SOUND BEES anywhere & everywhere – 8 channel soundpiece

name: the Bee Activity, year start: 2014, year end: 2014, techniques: long term bee colony monitoring, 8 channels, max msp, collaborators: billy bultheel

Soundbees, anywhere & everywhere is an audio piece by AnneMarie Maes and Billy Bultheel.
AnneMarie Maes and Billy Bultheel started to develop the audio piece from the 8-channel field recordings made in the broodnest of the experimental Warré-beehive set-up (see drawing).
The sound-behaviour of the bee colony was recorded from june 10 2014 and the sound-experiment is still ongoing. For the Kunstradio piece, the artists started to work with the recordings from the longest day / shortest night (24 hours of the 21st of june 2014) and edited them into a 15 minutes-piece on which some processing was done with max msp, using 2 additional sound sources located at the entry of the beehive.

The beehive recordings pan over the spectrum of a day (from midnight to midnight). As a compositional principle different ideas around swarm formation were investigated.
The increase and decrease of swarm activity in the hive and its influence on its sound, became a guideline for the transformation of the recordings. Hereby using natural phenomena as musical tools and in retrospect, using musical tools as an artistic rendition or analysis for natural phenomena.
The audio work tries to embody the bee swarm while simultaneously intersecting the swarm with swirling electronic sound clusters.

The work exists both as a Stereo and as an 8 channel audio work.
The 8 channel rendition is currently on display in de exhibition The Green Light District: the place of Nature in the City of Men.
The stereo piece will be broadcasted on Kunstradio Vienna on sunday november 10th, 2014.

The bee activity on the longest day is tracked by 6 omnidirectional electret microphones and by 4 piezo microphones.

microphone setup for field recordings:
The electrets microphones are placed in the top cover, protected by the quilt of the Warré hive to avoid bees having access to the microphone.
The Piezo microphones are attached with thin metal wires in the frames number 1, 3 5 and 7 of the brood box. All microphones are connected to pre-amps attached to the inside of the hive’s roof. The pre-amps are powered by a battery that is located a few meters away from the hive to avoid the creation of EMF.
The settings of the microphones are controlled by a 8-channel soundcard (Presonus) and recorded by an Asus computer running on Linux, on which applications were developed to save the soundfiles and process them.

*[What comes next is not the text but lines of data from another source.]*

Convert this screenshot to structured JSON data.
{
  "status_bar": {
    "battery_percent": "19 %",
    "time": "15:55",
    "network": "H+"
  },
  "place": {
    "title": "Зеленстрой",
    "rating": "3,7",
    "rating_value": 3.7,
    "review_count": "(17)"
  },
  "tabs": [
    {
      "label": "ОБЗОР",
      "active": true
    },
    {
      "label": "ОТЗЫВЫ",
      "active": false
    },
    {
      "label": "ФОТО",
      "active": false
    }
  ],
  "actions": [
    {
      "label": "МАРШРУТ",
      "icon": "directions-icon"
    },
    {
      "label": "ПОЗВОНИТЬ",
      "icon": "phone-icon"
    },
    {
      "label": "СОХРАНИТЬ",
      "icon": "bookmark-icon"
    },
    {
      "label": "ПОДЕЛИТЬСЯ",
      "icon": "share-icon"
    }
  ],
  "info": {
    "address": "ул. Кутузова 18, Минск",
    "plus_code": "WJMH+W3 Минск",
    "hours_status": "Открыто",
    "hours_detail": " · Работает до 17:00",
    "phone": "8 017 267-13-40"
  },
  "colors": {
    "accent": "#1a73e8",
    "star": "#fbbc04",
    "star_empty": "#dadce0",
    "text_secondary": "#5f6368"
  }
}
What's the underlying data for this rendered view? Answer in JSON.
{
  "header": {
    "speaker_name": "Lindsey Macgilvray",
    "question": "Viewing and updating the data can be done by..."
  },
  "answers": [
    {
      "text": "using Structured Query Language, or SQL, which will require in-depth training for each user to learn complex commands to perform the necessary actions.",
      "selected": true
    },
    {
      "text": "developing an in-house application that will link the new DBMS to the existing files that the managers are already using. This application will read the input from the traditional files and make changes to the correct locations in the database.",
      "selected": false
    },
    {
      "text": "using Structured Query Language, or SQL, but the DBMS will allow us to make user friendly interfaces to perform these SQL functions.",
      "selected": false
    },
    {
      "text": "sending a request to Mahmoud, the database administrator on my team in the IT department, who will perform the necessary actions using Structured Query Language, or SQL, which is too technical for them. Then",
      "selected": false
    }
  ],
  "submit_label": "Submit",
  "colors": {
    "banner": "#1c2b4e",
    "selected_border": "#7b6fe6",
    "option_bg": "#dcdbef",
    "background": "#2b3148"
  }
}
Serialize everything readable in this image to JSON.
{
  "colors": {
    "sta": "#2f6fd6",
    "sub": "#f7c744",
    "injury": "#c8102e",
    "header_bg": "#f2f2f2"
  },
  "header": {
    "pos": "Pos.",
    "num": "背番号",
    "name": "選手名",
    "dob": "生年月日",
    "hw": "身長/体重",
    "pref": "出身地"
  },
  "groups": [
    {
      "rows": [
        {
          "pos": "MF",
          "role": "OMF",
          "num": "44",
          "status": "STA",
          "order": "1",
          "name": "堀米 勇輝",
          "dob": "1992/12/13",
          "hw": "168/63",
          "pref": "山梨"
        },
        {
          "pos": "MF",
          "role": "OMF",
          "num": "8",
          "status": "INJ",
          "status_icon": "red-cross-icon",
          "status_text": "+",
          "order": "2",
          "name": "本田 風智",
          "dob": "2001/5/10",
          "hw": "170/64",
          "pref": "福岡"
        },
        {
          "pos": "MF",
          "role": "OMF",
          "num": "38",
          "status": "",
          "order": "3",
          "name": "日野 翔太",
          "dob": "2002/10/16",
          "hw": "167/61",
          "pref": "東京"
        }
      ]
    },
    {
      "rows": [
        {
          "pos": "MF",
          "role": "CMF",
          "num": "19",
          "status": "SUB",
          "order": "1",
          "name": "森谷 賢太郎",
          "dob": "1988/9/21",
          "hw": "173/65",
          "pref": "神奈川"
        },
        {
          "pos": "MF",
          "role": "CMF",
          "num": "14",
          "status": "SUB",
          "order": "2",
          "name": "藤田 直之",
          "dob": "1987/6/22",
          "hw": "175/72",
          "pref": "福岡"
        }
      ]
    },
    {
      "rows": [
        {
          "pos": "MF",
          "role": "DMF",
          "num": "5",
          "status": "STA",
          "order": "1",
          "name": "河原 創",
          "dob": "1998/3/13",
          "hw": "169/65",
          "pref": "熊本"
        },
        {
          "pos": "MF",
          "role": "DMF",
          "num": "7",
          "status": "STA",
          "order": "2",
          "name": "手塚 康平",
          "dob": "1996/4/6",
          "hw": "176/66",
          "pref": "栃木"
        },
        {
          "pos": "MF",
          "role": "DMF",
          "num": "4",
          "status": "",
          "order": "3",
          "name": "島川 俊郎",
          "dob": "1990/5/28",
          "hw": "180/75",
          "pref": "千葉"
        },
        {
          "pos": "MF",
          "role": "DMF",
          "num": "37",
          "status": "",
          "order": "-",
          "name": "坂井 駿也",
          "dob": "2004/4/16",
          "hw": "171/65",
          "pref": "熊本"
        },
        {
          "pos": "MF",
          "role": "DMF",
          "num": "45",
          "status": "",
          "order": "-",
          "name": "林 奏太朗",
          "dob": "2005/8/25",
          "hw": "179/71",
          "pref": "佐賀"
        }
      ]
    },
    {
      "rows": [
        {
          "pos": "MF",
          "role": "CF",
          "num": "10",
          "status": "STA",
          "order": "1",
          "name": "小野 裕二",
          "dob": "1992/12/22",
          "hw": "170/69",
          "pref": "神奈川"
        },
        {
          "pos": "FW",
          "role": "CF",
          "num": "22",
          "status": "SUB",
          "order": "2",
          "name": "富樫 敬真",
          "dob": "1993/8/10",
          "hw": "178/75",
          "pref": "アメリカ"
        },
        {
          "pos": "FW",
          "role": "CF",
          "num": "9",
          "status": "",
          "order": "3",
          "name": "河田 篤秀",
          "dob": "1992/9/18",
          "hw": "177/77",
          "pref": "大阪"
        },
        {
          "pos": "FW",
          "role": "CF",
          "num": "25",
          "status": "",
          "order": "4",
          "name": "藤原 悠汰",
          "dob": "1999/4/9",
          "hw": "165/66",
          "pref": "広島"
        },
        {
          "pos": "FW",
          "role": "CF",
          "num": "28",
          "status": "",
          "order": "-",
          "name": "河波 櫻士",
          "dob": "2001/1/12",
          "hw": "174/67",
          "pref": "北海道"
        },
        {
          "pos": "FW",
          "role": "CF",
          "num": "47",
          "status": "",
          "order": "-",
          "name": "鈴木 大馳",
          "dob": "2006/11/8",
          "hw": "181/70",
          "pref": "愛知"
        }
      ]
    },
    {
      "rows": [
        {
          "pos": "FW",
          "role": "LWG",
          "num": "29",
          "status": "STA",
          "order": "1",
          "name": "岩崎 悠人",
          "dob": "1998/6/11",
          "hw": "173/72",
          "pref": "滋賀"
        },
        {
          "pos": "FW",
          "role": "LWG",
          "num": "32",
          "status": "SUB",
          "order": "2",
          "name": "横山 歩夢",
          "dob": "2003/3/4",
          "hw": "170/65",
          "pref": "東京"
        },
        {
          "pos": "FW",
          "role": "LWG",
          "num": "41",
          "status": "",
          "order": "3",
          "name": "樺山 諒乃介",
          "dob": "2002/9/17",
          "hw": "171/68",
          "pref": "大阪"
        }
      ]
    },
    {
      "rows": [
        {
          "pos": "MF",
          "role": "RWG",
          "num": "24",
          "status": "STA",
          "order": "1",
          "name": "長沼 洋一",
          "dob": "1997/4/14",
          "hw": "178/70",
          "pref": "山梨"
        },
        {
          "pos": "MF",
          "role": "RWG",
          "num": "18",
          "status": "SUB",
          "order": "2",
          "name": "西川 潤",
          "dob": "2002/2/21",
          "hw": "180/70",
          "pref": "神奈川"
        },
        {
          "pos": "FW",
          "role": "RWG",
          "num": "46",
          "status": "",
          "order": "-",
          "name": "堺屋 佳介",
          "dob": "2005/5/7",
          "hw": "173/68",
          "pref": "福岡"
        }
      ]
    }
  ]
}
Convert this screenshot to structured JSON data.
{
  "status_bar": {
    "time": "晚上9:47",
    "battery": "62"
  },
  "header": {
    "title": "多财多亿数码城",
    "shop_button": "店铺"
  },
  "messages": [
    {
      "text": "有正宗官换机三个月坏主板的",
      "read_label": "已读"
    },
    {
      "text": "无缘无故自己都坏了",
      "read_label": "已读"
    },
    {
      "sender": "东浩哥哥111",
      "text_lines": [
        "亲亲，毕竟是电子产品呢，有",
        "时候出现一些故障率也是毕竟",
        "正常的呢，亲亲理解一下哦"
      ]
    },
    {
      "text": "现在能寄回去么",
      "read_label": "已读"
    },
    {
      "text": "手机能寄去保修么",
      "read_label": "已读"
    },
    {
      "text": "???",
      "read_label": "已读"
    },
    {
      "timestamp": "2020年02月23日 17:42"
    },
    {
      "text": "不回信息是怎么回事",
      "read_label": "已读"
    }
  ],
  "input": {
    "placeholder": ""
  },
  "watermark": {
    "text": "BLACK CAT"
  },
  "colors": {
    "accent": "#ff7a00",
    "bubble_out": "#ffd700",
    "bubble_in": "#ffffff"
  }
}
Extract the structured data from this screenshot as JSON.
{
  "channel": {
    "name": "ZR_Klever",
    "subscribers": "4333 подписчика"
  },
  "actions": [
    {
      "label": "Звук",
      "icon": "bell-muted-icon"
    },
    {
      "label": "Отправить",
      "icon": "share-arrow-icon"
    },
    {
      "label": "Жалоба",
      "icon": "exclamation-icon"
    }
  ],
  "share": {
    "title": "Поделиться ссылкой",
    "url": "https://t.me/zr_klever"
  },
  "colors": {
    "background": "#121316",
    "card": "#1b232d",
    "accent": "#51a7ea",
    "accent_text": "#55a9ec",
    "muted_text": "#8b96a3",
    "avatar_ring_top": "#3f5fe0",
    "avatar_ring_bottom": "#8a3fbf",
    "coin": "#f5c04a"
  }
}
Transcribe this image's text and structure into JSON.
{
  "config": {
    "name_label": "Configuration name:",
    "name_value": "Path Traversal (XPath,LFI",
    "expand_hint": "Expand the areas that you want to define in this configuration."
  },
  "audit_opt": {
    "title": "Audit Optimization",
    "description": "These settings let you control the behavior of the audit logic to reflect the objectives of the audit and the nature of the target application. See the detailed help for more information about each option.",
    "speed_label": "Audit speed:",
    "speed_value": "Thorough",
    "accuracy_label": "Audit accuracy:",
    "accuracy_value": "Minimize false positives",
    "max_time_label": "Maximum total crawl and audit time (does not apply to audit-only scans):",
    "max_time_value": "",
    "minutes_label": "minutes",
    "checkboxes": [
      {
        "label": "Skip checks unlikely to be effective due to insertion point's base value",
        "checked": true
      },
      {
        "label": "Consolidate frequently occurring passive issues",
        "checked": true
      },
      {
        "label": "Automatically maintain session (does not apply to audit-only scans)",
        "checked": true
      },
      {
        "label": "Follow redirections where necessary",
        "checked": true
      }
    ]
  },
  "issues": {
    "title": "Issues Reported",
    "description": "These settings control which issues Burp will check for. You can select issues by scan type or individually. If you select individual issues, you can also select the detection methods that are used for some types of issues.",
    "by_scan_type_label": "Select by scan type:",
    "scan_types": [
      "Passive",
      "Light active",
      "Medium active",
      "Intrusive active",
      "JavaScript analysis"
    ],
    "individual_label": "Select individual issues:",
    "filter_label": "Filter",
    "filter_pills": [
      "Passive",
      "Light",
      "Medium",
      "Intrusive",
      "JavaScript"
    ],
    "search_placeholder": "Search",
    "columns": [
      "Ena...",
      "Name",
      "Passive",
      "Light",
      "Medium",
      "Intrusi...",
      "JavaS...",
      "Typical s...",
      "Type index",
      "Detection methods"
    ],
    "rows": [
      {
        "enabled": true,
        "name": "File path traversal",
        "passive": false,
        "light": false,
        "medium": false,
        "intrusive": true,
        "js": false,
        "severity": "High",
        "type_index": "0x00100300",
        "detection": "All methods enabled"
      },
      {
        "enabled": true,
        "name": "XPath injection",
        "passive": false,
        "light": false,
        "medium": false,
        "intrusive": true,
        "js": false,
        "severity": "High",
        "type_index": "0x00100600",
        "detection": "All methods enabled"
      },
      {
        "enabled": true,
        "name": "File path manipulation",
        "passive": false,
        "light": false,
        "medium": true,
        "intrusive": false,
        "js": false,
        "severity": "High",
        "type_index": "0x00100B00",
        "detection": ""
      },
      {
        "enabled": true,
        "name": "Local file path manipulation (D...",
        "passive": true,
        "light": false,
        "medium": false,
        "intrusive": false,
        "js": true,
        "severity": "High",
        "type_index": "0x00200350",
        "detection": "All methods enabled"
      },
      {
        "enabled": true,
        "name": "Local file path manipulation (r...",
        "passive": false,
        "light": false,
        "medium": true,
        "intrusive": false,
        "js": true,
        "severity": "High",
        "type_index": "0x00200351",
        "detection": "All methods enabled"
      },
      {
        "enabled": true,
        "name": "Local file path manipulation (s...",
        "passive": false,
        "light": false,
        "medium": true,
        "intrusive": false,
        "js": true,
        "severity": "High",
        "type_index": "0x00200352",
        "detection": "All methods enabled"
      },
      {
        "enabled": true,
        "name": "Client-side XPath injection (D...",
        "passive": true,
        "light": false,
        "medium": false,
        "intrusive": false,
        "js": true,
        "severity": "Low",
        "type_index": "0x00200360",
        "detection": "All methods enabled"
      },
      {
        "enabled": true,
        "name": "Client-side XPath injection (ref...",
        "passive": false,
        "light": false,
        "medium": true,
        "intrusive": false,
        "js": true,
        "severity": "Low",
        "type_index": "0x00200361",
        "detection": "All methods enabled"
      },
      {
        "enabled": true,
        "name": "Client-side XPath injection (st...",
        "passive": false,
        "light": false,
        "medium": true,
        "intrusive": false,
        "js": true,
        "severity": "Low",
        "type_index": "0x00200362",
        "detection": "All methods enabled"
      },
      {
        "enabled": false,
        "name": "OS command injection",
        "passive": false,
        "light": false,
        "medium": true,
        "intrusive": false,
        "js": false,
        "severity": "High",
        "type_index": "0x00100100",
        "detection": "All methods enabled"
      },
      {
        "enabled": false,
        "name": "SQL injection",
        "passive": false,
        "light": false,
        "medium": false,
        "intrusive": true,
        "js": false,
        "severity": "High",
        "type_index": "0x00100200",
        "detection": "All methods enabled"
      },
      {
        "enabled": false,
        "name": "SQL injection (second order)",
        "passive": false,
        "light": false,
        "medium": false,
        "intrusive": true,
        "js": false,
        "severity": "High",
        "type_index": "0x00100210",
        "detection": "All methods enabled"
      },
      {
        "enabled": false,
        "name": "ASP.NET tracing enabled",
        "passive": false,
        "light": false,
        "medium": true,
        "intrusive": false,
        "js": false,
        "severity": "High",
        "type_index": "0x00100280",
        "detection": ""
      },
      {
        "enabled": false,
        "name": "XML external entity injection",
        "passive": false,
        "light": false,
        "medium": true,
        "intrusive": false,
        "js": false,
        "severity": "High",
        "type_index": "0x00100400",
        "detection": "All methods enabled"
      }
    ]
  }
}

Actual Sampling Rate is 44,1 KHz. First we thought this would be overkill as the frequency spectogram of the beesounds reaches only 3500 à 4000 kHz (doubled by Nyquist theorem this would give us a standard sampling rate of 11,025 kHz) but after running tests we concluded to keep the 44,1 kHz standard as with lower standards we loose a lot of detail in the sound files. This quality is not needed for the scientific experiment, but it is important for the aesthetic presentations of the experiment.
Every :00, :15, :30 and :45 minutes of every hour a 3-minutes (180 sec) soundfile is recorded by the 8 microphones in .wav format and saved into an 8-channel wav-file. The .wav files are send from the Asus via ethernet to a NAS disc (network assisted storage) for storage. The NAS disc is located at 10m, inside the house.

Since mid-august 2014 we have been adding a realtime audio streaming set up. We have been connecting a second 8-channel audio card (Focusrite) and 2 more electret microphones were placed at the entry next to the landing platform (to record the taking off of the forager bees, and to record the ventilation processes of the guard bees). We have been splitting the channels of the 4 existing electrets (in the rooftop), as well as 2 of the existing piezo’s, and we’ve been connecting them to the new soundcard for streaming. For the new electrets mikes we’ve put 2 more pre-amps in the rooftop cover.
In total we stream 8 channels, but we can modify the setup at any time by disconnecting the channels that we don’t want to stream. The stream out of the soundcard is a USB which connects to the Raspberry from where we will send the audio+video stream.

More info on the origin of the field recordings, the set-up of the sound-beehive project, can be found here:

Left: Sound Beehive Bees in action on the landing platform. From the same beehive, 4 clips with twice 10-day interval, 4 identical timeframes (1pm).
Right: Bees building their nest inside the hive.